Size dependence of mechanical properties of gold at the sub-micron scale

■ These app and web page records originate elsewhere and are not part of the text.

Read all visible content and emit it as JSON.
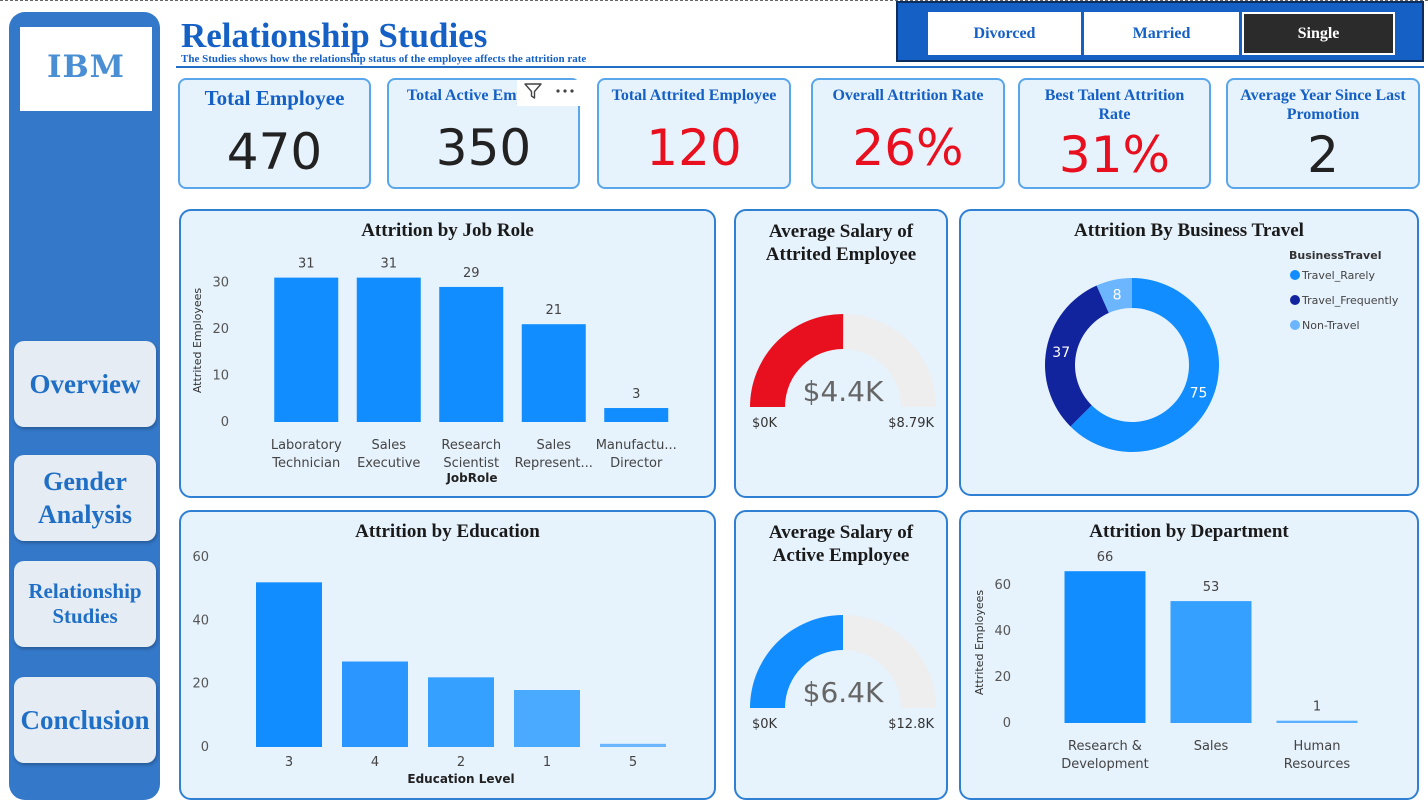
{
  "page": {
    "title": "Relationship Studies",
    "subtitle": "The Studies shows how the relationship status of the employee affects the attrition rate"
  },
  "colors": {
    "sidebar": "#3478c9",
    "title": "#1560c4",
    "bar_primary": "#118dff",
    "bar_secondary": "#41a4ff",
    "red": "#e8101f",
    "dark_navy": "#12239e",
    "light_blue": "#6bb6ff",
    "gauge_track": "#eeeeee"
  },
  "sidebar": {
    "logo": "IBM",
    "nav": [
      {
        "label": "Overview"
      },
      {
        "label": "Gender Analysis"
      },
      {
        "label": "Relationship Studies"
      },
      {
        "label": "Conclusion"
      }
    ]
  },
  "slicer": {
    "options": [
      "Divorced",
      "Married",
      "Single"
    ],
    "selected": "Single"
  },
  "kpis": [
    {
      "label": "Total Employee",
      "value": "470",
      "color": "#222222"
    },
    {
      "label": "Total Active Employee",
      "value": "350",
      "color": "#222222"
    },
    {
      "label": "Total Attrited Employee",
      "value": "120",
      "color": "#e8101f"
    },
    {
      "label": "Overall Attrition Rate",
      "value": "26%",
      "color": "#e8101f"
    },
    {
      "label": "Best Talent Attrition Rate",
      "value": "31%",
      "color": "#e8101f"
    },
    {
      "label": "Average Year Since Last Promotion",
      "value": "2",
      "color": "#222222"
    }
  ],
  "visual_header_icons": [
    "filter-icon",
    "more-options-icon"
  ],
  "chart_data": [
    {
      "id": "job_role",
      "type": "bar",
      "title": "Attrition by Job Role",
      "xlabel": "JobRole",
      "ylabel": "Attrited Employees",
      "categories": [
        [
          "Laboratory",
          "Technician"
        ],
        [
          "Sales",
          "Executive"
        ],
        [
          "Research",
          "Scientist"
        ],
        [
          "Sales",
          "Represent..."
        ],
        [
          "Manufactu...",
          "Director"
        ]
      ],
      "values": [
        31,
        31,
        29,
        21,
        3
      ],
      "yticks": [
        0,
        10,
        20,
        30
      ],
      "ylim": [
        0,
        35
      ],
      "data_labels": true,
      "color": "#118dff"
    },
    {
      "id": "salary_attrited",
      "type": "gauge",
      "title": "Average Salary of Attrited Employee",
      "value": 4.4,
      "min": 0,
      "max": 8.79,
      "value_label": "$4.4K",
      "min_label": "$0K",
      "max_label": "$8.79K",
      "color": "#e8101f"
    },
    {
      "id": "business_travel",
      "type": "pie",
      "title": "Attrition By Business Travel",
      "legend_title": "BusinessTravel",
      "legend_position": "top-right",
      "slices": [
        {
          "name": "Travel_Rarely",
          "value": 75,
          "color": "#118dff"
        },
        {
          "name": "Travel_Frequently",
          "value": 37,
          "color": "#12239e"
        },
        {
          "name": "Non-Travel",
          "value": 8,
          "color": "#6bb6ff"
        }
      ]
    },
    {
      "id": "education",
      "type": "bar",
      "title": "Attrition by Education",
      "xlabel": "Education Level",
      "ylabel": "",
      "categories": [
        "3",
        "4",
        "2",
        "1",
        "5"
      ],
      "values": [
        52,
        27,
        22,
        18,
        1
      ],
      "yticks": [
        0,
        20,
        40,
        60
      ],
      "ylim": [
        0,
        60
      ],
      "data_labels": false,
      "colors": [
        "#118dff",
        "#2b96ff",
        "#35a0ff",
        "#4aaaff",
        "#6bb6ff"
      ]
    },
    {
      "id": "salary_active",
      "type": "gauge",
      "title": "Average Salary of Active Employee",
      "value": 6.4,
      "min": 0,
      "max": 12.8,
      "value_label": "$6.4K",
      "min_label": "$0K",
      "max_label": "$12.8K",
      "color": "#118dff"
    },
    {
      "id": "department",
      "type": "bar",
      "title": "Attrition by Department",
      "xlabel": "",
      "ylabel": "Attrited Employees",
      "categories": [
        [
          "Research &",
          "Development"
        ],
        [
          "Sales"
        ],
        [
          "Human",
          "Resources"
        ]
      ],
      "values": [
        66,
        53,
        1
      ],
      "yticks": [
        0,
        20,
        40,
        60
      ],
      "ylim": [
        0,
        70
      ],
      "data_labels": true,
      "colors": [
        "#118dff",
        "#35a0ff",
        "#5aafff"
      ]
    }
  ]
}
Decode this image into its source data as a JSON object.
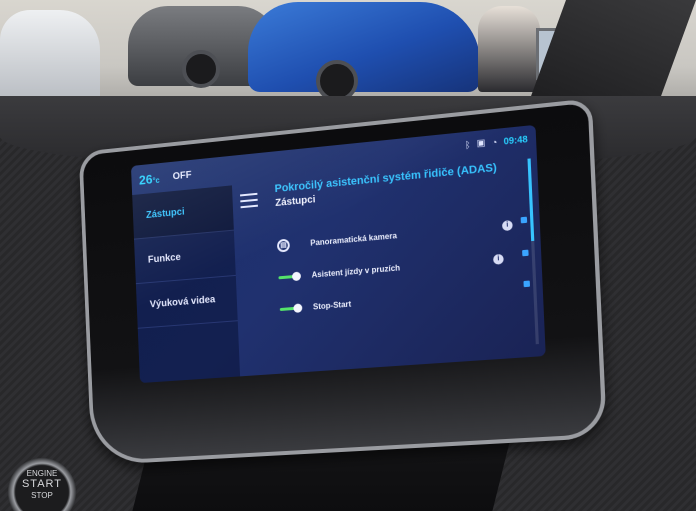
{
  "status_bar": {
    "temperature": "26",
    "temperature_unit": "°c",
    "ac_state": "OFF",
    "icons": [
      "bluetooth-icon",
      "network-icon",
      "wifi-icon"
    ],
    "clock": "09:48"
  },
  "nav": {
    "items": [
      {
        "label": "Zástupci",
        "active": true
      },
      {
        "label": "Funkce",
        "active": false
      },
      {
        "label": "Výuková videa",
        "active": false
      }
    ]
  },
  "content": {
    "title": "Pokročilý asistenční systém řidiče (ADAS)",
    "subtitle": "Zástupci",
    "rows": [
      {
        "label": "Panoramatická kamera",
        "lead": "camera-icon"
      },
      {
        "label": "Asistent jízdy v pruzích",
        "lead": "toggle-on"
      },
      {
        "label": "Stop-Start",
        "lead": "toggle-on"
      }
    ],
    "info_glyph": "i"
  },
  "start_button": {
    "line1": "ENGINE",
    "line2": "START",
    "line3": "STOP"
  },
  "colors": {
    "accent": "#37c4ff",
    "screen_bg": "#1f2f6a",
    "toggle_on": "#55e36a"
  }
}
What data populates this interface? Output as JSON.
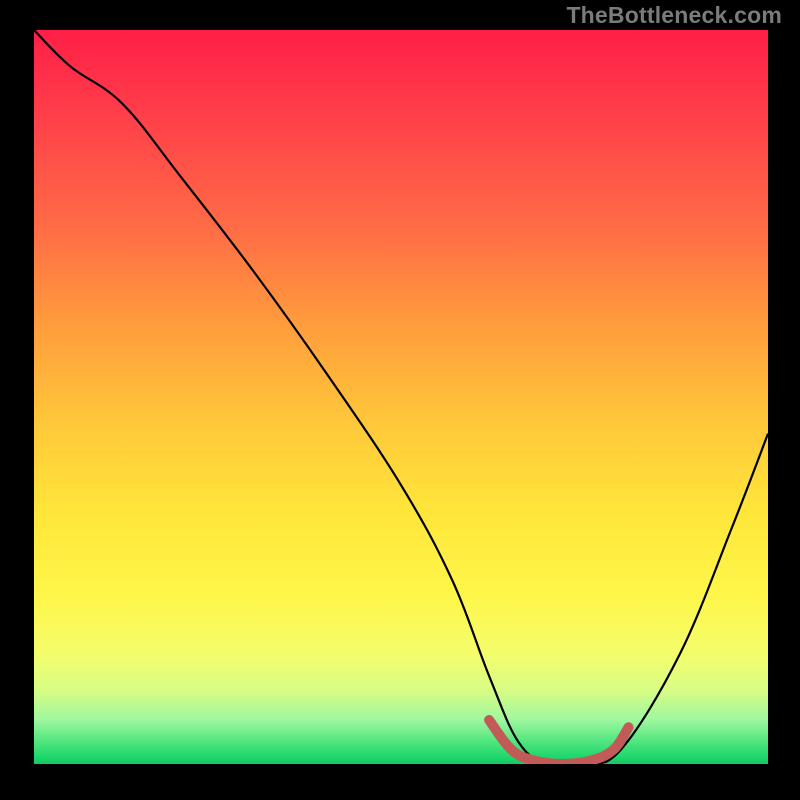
{
  "watermark": "TheBottleneck.com",
  "chart_data": {
    "type": "line",
    "title": "",
    "xlabel": "",
    "ylabel": "",
    "xlim": [
      0,
      100
    ],
    "ylim": [
      0,
      100
    ],
    "grid": false,
    "legend": null,
    "series": [
      {
        "name": "bottleneck-curve",
        "color": "#000000",
        "x": [
          0,
          5,
          12,
          20,
          30,
          40,
          50,
          57,
          62,
          66,
          70,
          75,
          80,
          88,
          95,
          100
        ],
        "y": [
          100,
          95,
          90,
          80,
          67,
          53,
          38,
          25,
          12,
          3,
          0,
          0,
          2,
          15,
          32,
          45
        ]
      },
      {
        "name": "optimal-range-marker",
        "color": "#c25a57",
        "x": [
          62,
          65,
          68,
          72,
          76,
          79,
          81
        ],
        "y": [
          6,
          2,
          0.5,
          0,
          0.5,
          2,
          5
        ]
      }
    ]
  },
  "colors": {
    "gradient_top": "#ff1f46",
    "gradient_bottom": "#16c962",
    "curve": "#000000",
    "optimal_marker": "#c25a57"
  }
}
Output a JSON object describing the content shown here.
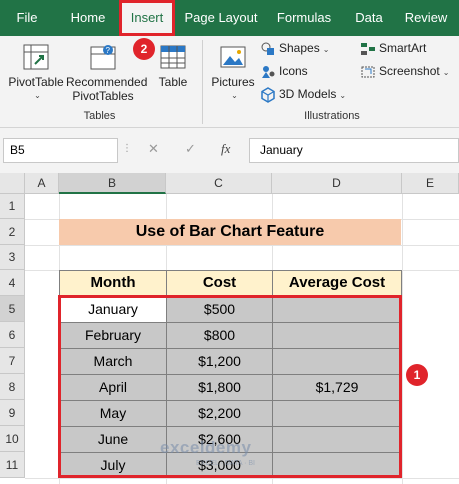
{
  "tabs": [
    "File",
    "Home",
    "Insert",
    "Page Layout",
    "Formulas",
    "Data",
    "Review"
  ],
  "ribbon": {
    "pivottable": "PivotTable",
    "pivottable_caret": "⌄",
    "recommended_line1": "Recommended",
    "recommended_line2": "PivotTables",
    "table": "Table",
    "tables_group": "Tables",
    "pictures": "Pictures",
    "pictures_caret": "⌄",
    "shapes": "Shapes",
    "icons": "Icons",
    "models": "3D Models",
    "smartart": "SmartArt",
    "screenshot": "Screenshot",
    "illustrations_group": "Illustrations"
  },
  "formula_bar": {
    "name_box": "B5",
    "fx": "fx",
    "value": "January"
  },
  "columns": [
    "A",
    "B",
    "C",
    "D",
    "E"
  ],
  "rows": [
    "1",
    "2",
    "3",
    "4",
    "5",
    "6",
    "7",
    "8",
    "9",
    "10",
    "11"
  ],
  "sheet": {
    "title": "Use of Bar Chart Feature",
    "headers": [
      "Month",
      "Cost",
      "Average Cost"
    ],
    "data": [
      [
        "January",
        "$500",
        ""
      ],
      [
        "February",
        "$800",
        ""
      ],
      [
        "March",
        "$1,200",
        ""
      ],
      [
        "April",
        "$1,800",
        "$1,729"
      ],
      [
        "May",
        "$2,200",
        ""
      ],
      [
        "June",
        "$2,600",
        ""
      ],
      [
        "July",
        "$3,000",
        ""
      ]
    ]
  },
  "badges": {
    "insert_step": "2",
    "range_step": "1"
  },
  "watermark": {
    "brand": "exceldemy",
    "sub": "EXCEL · DATA · BI"
  },
  "colors": {
    "excel_green": "#217346",
    "highlight_red": "#e0242b",
    "title_fill": "#f7caac",
    "header_fill": "#fff2cc",
    "data_fill": "#c8c8c8"
  }
}
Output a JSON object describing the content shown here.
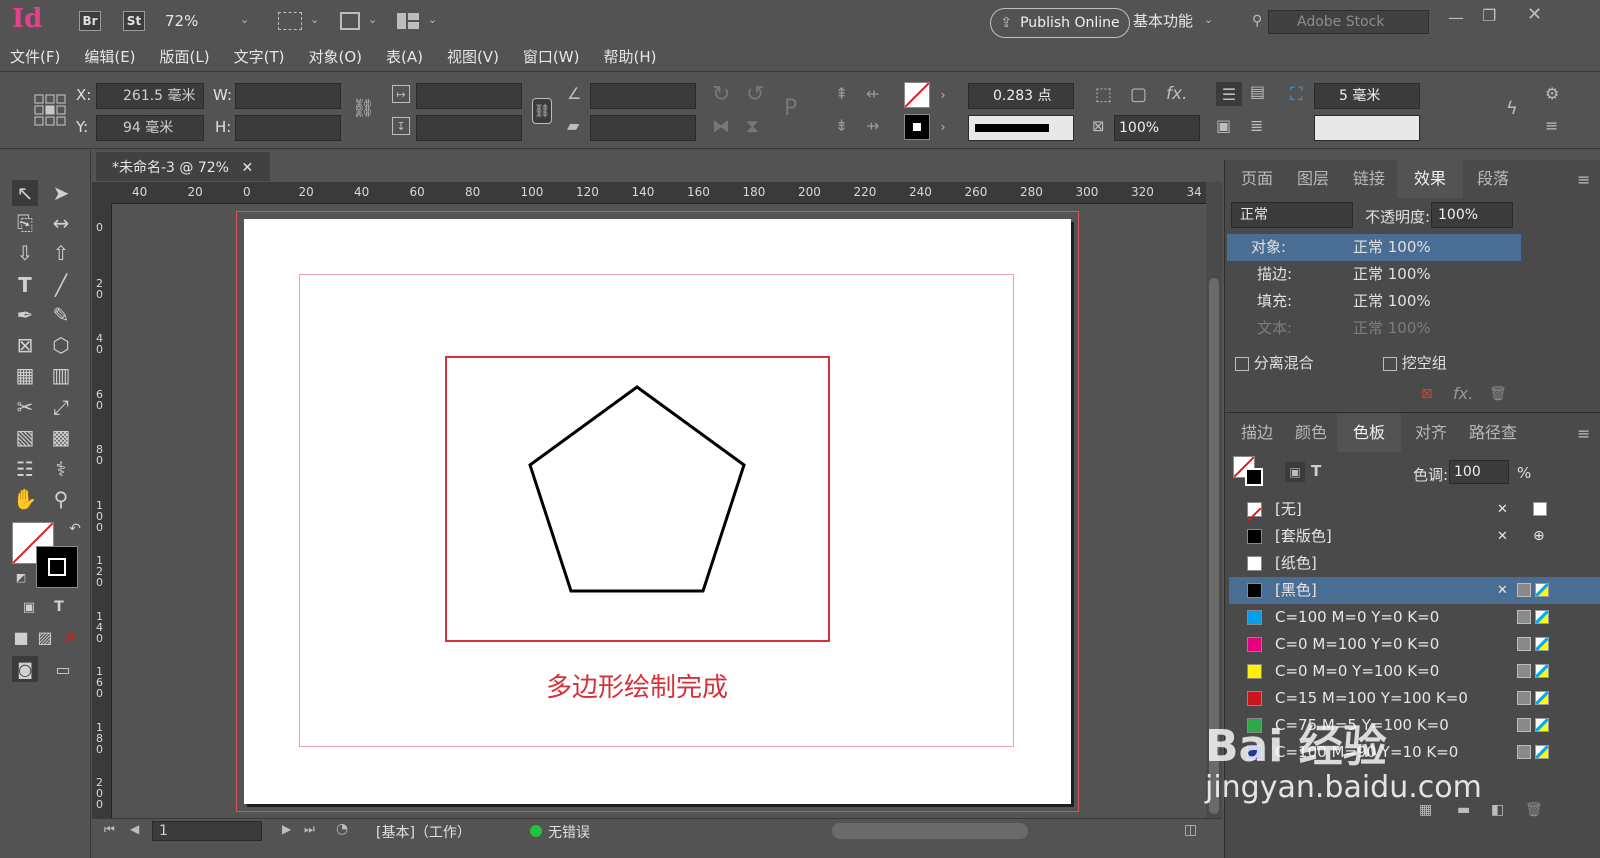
{
  "app": {
    "logo": "Id",
    "bridge": "Br",
    "stock_tile": "St",
    "zoom": "72%",
    "publish_label": "Publish Online",
    "workspace": "基本功能",
    "search_placeholder": "Adobe Stock"
  },
  "menu": [
    "文件(F)",
    "编辑(E)",
    "版面(L)",
    "文字(T)",
    "对象(O)",
    "表(A)",
    "视图(V)",
    "窗口(W)",
    "帮助(H)"
  ],
  "control": {
    "x_label": "X:",
    "x_value": "261.5 毫米",
    "y_label": "Y:",
    "y_value": "94 毫米",
    "w_label": "W:",
    "h_label": "H:",
    "stroke_weight": "0.283 点",
    "opacity": "100%",
    "spacing": "5 毫米"
  },
  "document": {
    "tab_title": "*未命名-3 @ 72%",
    "caption": "多边形绘制完成",
    "ruler_h": [
      "40",
      "20",
      "0",
      "20",
      "40",
      "60",
      "80",
      "100",
      "120",
      "140",
      "160",
      "180",
      "200",
      "220",
      "240",
      "260",
      "280",
      "300",
      "320",
      "34"
    ],
    "ruler_v": [
      "0",
      "2 0",
      "4 0",
      "6 0",
      "8 0",
      "1 0 0",
      "1 2 0",
      "1 4 0",
      "1 6 0",
      "1 8 0",
      "2 0 0"
    ]
  },
  "status": {
    "page": "1",
    "preflight_profile": "[基本]（工作）",
    "errors": "无错误"
  },
  "effects_panel": {
    "tabs": [
      "页面",
      "图层",
      "链接",
      "效果",
      "段落"
    ],
    "active_tab": "效果",
    "blend_mode": "正常",
    "opacity_label": "不透明度:",
    "opacity_value": "100%",
    "rows": [
      {
        "label": "对象:",
        "value": "正常 100%"
      },
      {
        "label": "描边:",
        "value": "正常 100%"
      },
      {
        "label": "填充:",
        "value": "正常 100%"
      },
      {
        "label": "文本:",
        "value": "正常 100%"
      }
    ],
    "isolate": "分离混合",
    "knockout": "挖空组"
  },
  "swatches_panel": {
    "tabs": [
      "描边",
      "颜色",
      "色板",
      "对齐",
      "路径查"
    ],
    "active_tab": "色板",
    "tint_label": "色调:",
    "tint_value": "100",
    "percent": "%",
    "items": [
      {
        "name": "[无]",
        "color": "none"
      },
      {
        "name": "[套版色]",
        "color": "#000000"
      },
      {
        "name": "[纸色]",
        "color": "#ffffff"
      },
      {
        "name": "[黑色]",
        "color": "#000000"
      },
      {
        "name": "C=100 M=0 Y=0 K=0",
        "color": "#00a0e9"
      },
      {
        "name": "C=0 M=100 Y=0 K=0",
        "color": "#e4007f"
      },
      {
        "name": "C=0 M=0 Y=100 K=0",
        "color": "#fff100"
      },
      {
        "name": "C=15 M=100 Y=100 K=0",
        "color": "#c9161d"
      },
      {
        "name": "C=75 M=5 Y=100 K=0",
        "color": "#2ba84a"
      },
      {
        "name": "C=100 M=90 Y=10 K=0",
        "color": "#1d3a8f"
      }
    ]
  },
  "watermark": {
    "brand": "Bai 经验",
    "url": "jingyan.baidu.com"
  },
  "colors": {
    "accent_red": "#d5313b",
    "selected_row": "#4a6d94"
  }
}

The results of both experimental studies and molecular dynamics simulations indicate that crystals exhibit strong size effects at the sub-micron scale. In experimental studies, the size effects are usually explained by strain gradients. By contrast, atomistic simulations suggest that the yield strength depends on the size even without strain gradients and scales with the sample size through a power relationship. Here we address these two different approaches to the size dependence of mechanical properties. Results of uniaxial compression experiments on gold single crystals at the sub-micron scale, without significant stress/strain gradients, are presented. The free-standing single-crystal Au cylinders are created by focused ion beam machining and are subsequently compressed using a nanoindenter fitted with a diamond flat punch. Compressive stresses and strains, as well as pillar stiffnesses, are determined from the test data. The experiments show that the flow stresses of these pillars increase significantly with decreasing pillar diameter, reaching several GPa for the smallest pillars. These high strengths appear to be controlled by dislocation starvation, which is unique to small crystals.